But through the years, enough fans yearned for a revival of Kid Icarus that an online petition could always be found on any sizable video game forum. Unfortunately for these die-hards, Nintendo never gives its fans exactly what they want: it instead creates something new that resembles fan demands. Besides, Kid Icarus was a strange game. The only aspect of it I could see living on was the oddball Cupid Versus Eggplants theme.
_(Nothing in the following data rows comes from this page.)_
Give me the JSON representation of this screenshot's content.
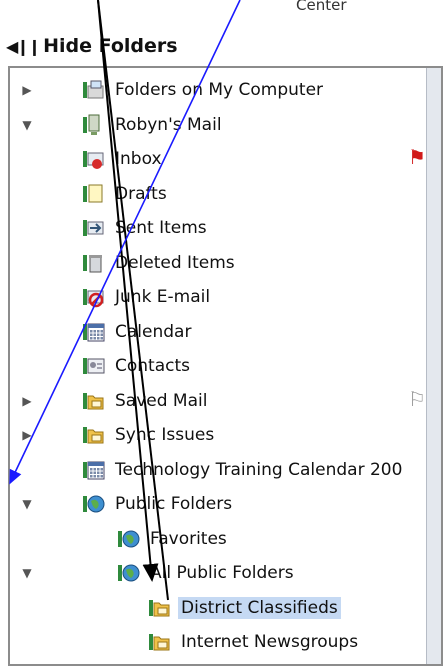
{
  "header": {
    "center_label": "Center",
    "hide_folders_label": "Hide Folders"
  },
  "tree": [
    {
      "name": "folders-on-my-computer",
      "label": "Folders on My Computer",
      "twisty": "closed",
      "icon": "computer-folder-icon",
      "indent": 0
    },
    {
      "name": "robyns-mail",
      "label": "Robyn's Mail",
      "twisty": "open",
      "icon": "server-icon",
      "indent": 0
    },
    {
      "name": "inbox",
      "label": "Inbox",
      "twisty": "none",
      "icon": "inbox-icon",
      "indent": 1,
      "flag": "red"
    },
    {
      "name": "drafts",
      "label": "Drafts",
      "twisty": "none",
      "icon": "drafts-icon",
      "indent": 1
    },
    {
      "name": "sent-items",
      "label": "Sent Items",
      "twisty": "none",
      "icon": "sent-items-icon",
      "indent": 1
    },
    {
      "name": "deleted-items",
      "label": "Deleted Items",
      "twisty": "none",
      "icon": "trash-icon",
      "indent": 1
    },
    {
      "name": "junk-email",
      "label": "Junk E-mail",
      "twisty": "none",
      "icon": "junk-icon",
      "indent": 1
    },
    {
      "name": "calendar",
      "label": "Calendar",
      "twisty": "none",
      "icon": "calendar-icon",
      "indent": 1
    },
    {
      "name": "contacts",
      "label": "Contacts",
      "twisty": "none",
      "icon": "contacts-icon",
      "indent": 1
    },
    {
      "name": "saved-mail",
      "label": "Saved Mail",
      "twisty": "closed",
      "icon": "folder-icon",
      "indent": 1,
      "flag": "outline"
    },
    {
      "name": "sync-issues",
      "label": "Sync Issues",
      "twisty": "closed",
      "icon": "folder-icon",
      "indent": 1
    },
    {
      "name": "technology-training-calendar",
      "label": "Technology Training Calendar 200",
      "twisty": "none",
      "icon": "calendar-icon",
      "indent": 1
    },
    {
      "name": "public-folders",
      "label": "Public Folders",
      "twisty": "open",
      "icon": "globe-icon",
      "indent": 1
    },
    {
      "name": "favorites",
      "label": "Favorites",
      "twisty": "none",
      "icon": "globe-icon",
      "indent": 2
    },
    {
      "name": "all-public-folders",
      "label": "All Public Folders",
      "twisty": "open",
      "icon": "globe-icon",
      "indent": 2
    },
    {
      "name": "district-classifieds",
      "label": "District Classifieds",
      "twisty": "none",
      "icon": "folder-icon",
      "indent": 3,
      "selected": true
    },
    {
      "name": "internet-newsgroups",
      "label": "Internet Newsgroups",
      "twisty": "none",
      "icon": "folder-icon",
      "indent": 3
    }
  ],
  "colors": {
    "selection": "#c5d9f3",
    "arrow_black": "#000000",
    "arrow_blue": "#1a1aff",
    "flag_red": "#d11a1a"
  }
}
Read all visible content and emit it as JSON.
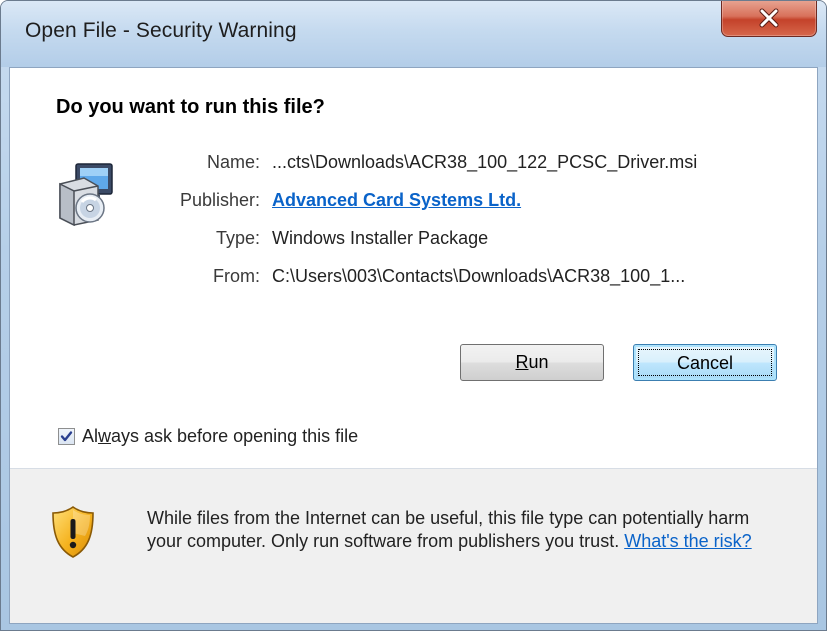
{
  "window": {
    "title": "Open File - Security Warning",
    "close_icon": "close-icon"
  },
  "dialog": {
    "heading": "Do you want to run this file?",
    "file_icon": "windows-installer-icon",
    "fields": {
      "name_label": "Name:",
      "name_value": "...cts\\Downloads\\ACR38_100_122_PCSC_Driver.msi",
      "publisher_label": "Publisher:",
      "publisher_value": "Advanced Card Systems Ltd.",
      "type_label": "Type:",
      "type_value": "Windows Installer Package",
      "from_label": "From:",
      "from_value": "C:\\Users\\003\\Contacts\\Downloads\\ACR38_100_1..."
    },
    "buttons": {
      "run_label_pre": "",
      "run_label_accel": "R",
      "run_label_post": "un",
      "cancel_label": "Cancel"
    },
    "checkbox": {
      "checked": true,
      "label_pre": "Al",
      "label_accel": "w",
      "label_post": "ays ask before opening this file"
    },
    "footer": {
      "shield_icon": "security-shield-icon",
      "text": "While files from the Internet can be useful, this file type can potentially harm your computer. Only run software from publishers you trust. ",
      "link": "What's the risk?"
    }
  },
  "colors": {
    "link": "#0a63c9",
    "close_button": "#c4422a",
    "footer_bg": "#f0f0f0"
  }
}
Apparently Nintendo saw that too, because the new Kid Icarus: Uprising celebrates its strange heritage in a game style closer to Star Fox than a return to the original's platforming-action formula. Lifetime Kid Icarus fans are no doubt disappointed, but I couldn't be happier: the rail-shooting half of Uprising bears a strong resemblance to my 2010 Game of the Year, Sin & Punishment Star Successor, and the on-foot arena melees look no less enjoyable. Could Kid Icarus: Uprising be the 3DS's first worthy purchase of 2012?